Chaldeans were Mesopotamic people who kept good records of both lunar and solar eclipses from about 747 B.C. Over time they collected more records, and they began to see a long term rhythmic pattern from certain types of eclipse occurrences to the next event. They noticed a pattern of 18 years and 10 ⅓ days or 11 ⅓ days where an eclipse had very similar characteristics to the one before. This is what would become to be known as the Saros. The term is a Greek word (σάρος) that was applied to the eclipse cycle by Edmond Halley in 1686.
In his remarkable book “Periodicity and variation of Solar (and Lunar) eclipses” (2 volumes, ⓒ 1955), Dutch law professor and amateur astronomer, Dr. George van den Bergh arranged all 8,000 solar eclipses listed in Theodor von Oppolzer’s “Canon der Finsternisse” (ⓒ 1887) in a large array, called the Saros-Inex Panorama. Each column of this array includes a Saros family of eclipses, while each row lists an Inex family. One step down in the panorama means 1 Saros later and 1 step to the right is 1 Inex later.
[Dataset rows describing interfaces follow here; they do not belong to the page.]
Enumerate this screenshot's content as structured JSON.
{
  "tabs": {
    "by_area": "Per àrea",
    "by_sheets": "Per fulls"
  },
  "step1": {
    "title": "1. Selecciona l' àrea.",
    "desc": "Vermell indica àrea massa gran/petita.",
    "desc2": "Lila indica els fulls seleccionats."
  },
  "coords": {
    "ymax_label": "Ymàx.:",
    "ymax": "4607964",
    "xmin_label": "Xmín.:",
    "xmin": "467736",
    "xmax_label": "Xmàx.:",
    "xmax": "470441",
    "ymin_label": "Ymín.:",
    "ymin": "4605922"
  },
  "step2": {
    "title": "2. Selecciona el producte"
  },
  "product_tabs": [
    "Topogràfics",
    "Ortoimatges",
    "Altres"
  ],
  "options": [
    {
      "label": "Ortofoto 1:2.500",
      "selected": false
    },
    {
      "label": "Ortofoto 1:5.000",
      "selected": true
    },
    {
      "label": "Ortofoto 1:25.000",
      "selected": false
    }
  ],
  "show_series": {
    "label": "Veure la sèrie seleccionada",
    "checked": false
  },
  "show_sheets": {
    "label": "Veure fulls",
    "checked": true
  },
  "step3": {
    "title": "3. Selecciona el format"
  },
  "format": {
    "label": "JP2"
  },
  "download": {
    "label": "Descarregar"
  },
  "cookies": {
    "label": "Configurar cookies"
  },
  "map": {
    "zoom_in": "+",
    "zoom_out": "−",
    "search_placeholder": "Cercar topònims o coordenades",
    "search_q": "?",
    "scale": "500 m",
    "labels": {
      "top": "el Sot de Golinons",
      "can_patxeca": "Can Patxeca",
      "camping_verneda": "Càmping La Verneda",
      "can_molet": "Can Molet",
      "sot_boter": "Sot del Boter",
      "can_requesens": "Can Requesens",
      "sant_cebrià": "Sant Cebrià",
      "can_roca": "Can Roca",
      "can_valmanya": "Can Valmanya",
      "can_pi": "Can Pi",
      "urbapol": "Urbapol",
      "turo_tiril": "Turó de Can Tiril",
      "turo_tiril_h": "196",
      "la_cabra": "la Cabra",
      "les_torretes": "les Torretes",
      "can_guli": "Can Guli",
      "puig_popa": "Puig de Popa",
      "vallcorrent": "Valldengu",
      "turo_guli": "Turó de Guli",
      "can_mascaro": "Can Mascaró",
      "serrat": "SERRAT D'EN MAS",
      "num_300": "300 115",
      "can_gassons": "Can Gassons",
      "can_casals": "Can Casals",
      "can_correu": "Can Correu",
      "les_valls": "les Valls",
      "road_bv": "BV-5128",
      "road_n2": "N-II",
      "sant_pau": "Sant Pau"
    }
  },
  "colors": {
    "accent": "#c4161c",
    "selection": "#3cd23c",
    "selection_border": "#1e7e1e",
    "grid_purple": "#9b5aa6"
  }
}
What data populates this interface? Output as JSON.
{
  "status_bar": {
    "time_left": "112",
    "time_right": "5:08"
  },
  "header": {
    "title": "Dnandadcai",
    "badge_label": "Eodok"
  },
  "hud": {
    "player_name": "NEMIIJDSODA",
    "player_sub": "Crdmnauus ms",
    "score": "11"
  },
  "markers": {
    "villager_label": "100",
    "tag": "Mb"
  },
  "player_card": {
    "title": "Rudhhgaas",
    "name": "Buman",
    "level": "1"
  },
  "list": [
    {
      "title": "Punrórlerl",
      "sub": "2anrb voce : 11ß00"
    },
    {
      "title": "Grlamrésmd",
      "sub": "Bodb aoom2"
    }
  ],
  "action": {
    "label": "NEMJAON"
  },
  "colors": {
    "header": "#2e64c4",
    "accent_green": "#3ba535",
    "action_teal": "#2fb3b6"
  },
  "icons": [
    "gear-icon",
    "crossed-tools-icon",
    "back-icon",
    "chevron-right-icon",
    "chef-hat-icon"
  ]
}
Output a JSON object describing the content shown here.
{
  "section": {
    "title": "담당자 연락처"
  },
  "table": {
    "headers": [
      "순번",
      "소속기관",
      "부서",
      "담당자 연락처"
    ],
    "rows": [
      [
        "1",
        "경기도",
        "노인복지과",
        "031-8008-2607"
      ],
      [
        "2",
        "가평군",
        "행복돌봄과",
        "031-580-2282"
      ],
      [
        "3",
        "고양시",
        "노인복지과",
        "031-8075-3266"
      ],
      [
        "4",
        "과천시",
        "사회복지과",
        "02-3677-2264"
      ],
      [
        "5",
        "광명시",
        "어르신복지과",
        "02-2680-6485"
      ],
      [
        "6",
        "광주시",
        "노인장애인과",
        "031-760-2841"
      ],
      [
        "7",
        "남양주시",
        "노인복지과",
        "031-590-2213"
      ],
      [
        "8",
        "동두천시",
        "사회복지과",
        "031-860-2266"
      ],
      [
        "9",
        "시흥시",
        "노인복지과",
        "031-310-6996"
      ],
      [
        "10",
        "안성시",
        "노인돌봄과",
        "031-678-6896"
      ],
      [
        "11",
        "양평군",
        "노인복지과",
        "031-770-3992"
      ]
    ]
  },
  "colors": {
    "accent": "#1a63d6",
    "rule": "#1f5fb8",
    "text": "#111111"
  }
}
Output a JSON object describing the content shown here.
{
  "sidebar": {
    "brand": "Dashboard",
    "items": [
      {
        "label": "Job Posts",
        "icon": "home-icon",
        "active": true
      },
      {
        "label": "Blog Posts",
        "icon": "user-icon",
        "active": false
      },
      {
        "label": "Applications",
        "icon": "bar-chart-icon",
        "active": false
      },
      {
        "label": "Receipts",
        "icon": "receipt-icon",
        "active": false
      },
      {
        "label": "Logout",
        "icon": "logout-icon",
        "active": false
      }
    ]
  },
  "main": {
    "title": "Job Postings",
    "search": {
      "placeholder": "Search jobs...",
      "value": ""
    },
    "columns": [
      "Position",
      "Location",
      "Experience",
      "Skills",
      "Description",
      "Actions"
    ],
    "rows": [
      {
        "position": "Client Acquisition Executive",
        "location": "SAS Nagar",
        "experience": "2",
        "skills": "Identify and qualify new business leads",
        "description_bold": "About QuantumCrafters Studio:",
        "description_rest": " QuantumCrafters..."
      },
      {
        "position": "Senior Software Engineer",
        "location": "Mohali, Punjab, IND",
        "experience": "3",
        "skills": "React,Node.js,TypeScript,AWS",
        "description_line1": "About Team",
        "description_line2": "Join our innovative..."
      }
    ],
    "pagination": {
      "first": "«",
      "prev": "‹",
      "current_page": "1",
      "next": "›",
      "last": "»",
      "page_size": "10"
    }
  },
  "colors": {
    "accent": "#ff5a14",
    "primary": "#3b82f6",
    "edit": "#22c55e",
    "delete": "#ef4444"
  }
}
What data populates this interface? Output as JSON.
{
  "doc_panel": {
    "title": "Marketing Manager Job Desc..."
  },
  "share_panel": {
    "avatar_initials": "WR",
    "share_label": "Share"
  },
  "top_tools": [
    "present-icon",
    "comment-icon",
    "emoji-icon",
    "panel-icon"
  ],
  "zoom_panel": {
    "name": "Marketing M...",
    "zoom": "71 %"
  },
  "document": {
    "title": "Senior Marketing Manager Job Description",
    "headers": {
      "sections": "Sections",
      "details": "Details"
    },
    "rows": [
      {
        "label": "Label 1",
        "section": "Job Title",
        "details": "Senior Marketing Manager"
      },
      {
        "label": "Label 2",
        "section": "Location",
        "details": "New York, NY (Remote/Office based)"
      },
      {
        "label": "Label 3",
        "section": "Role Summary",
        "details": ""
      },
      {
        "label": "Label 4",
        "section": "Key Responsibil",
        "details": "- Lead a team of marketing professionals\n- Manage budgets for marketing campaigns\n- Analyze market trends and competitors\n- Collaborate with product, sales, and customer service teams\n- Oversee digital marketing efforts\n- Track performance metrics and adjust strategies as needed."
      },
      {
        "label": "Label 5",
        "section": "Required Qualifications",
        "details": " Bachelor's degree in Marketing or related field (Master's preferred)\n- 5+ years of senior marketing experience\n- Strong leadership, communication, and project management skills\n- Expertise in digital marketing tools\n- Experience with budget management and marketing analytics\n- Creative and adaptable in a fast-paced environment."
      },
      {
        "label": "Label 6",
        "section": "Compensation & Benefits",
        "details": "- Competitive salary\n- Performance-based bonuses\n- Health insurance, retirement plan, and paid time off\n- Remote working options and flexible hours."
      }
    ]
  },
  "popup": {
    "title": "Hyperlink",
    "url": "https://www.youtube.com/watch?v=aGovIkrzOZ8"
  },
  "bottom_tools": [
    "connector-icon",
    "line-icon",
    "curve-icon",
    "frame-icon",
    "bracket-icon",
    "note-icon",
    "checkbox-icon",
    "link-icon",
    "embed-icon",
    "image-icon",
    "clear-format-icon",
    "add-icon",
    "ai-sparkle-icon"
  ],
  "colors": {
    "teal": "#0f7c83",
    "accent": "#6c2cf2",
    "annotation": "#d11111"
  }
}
Van den Bergh numbers both the columns and rows of his array and so we have for the columns the numbers of the Saros families and for the rows those of the Inex families.
The Saros is useful for organizing eclipses into families or series. Every Saros series is assigned a number and starts out as partial eclipses near one of Earth’s polar regions. TSE 2017 and TSE 1999 are part Saros 145, which is nearing the middle of its life, as a maturing Saros. Its next appearance on Earth will be mainly over Asia and the Pacific Ocean on Sept. 2, 2035; which would be the 23rd out of a series of 77 for Saros 145. It started out as partial solar eclipse as seen from the North Pole on January 4, 1639, during the height of European colonization of the Americas. It then migrated southward and gradually became a Total Solar Eclipse on June 17, 1909. (see map below.)
Its current umbral duration is approaching almost 3 minutes. By the early part of the 26th century it will have reached its peak and will have an umbral duration of 7 minutes. It will cease being a TSE and revert to the partial phase in the year 2666. Its Penumbral shadow will for the last time touch the Earth’s South Pole on April 17, 3009! Who knows what kind of world we would have built by then.
Saros 145 Lifetime: https://en.wikipedia.org/wiki/File:Saros145.gif
There can be 40 Saros cycles running concurrently. At present, the range is from Saros # 117 to 156, the latter being the younger or newest of the Saros families. More on the Saros and Solar eclipses to come, particularly for the Great North American Total Solar Eclipse, Saros 139, the ultimate Solar Eclipse.
Totality: Eclipses of the Sun, Fred Espenak, Mark Littman & Ken Willcox ⓒ 1999
Observe Eclipses, Michael Reynolds and Richard Sweetsir ⓒ 1995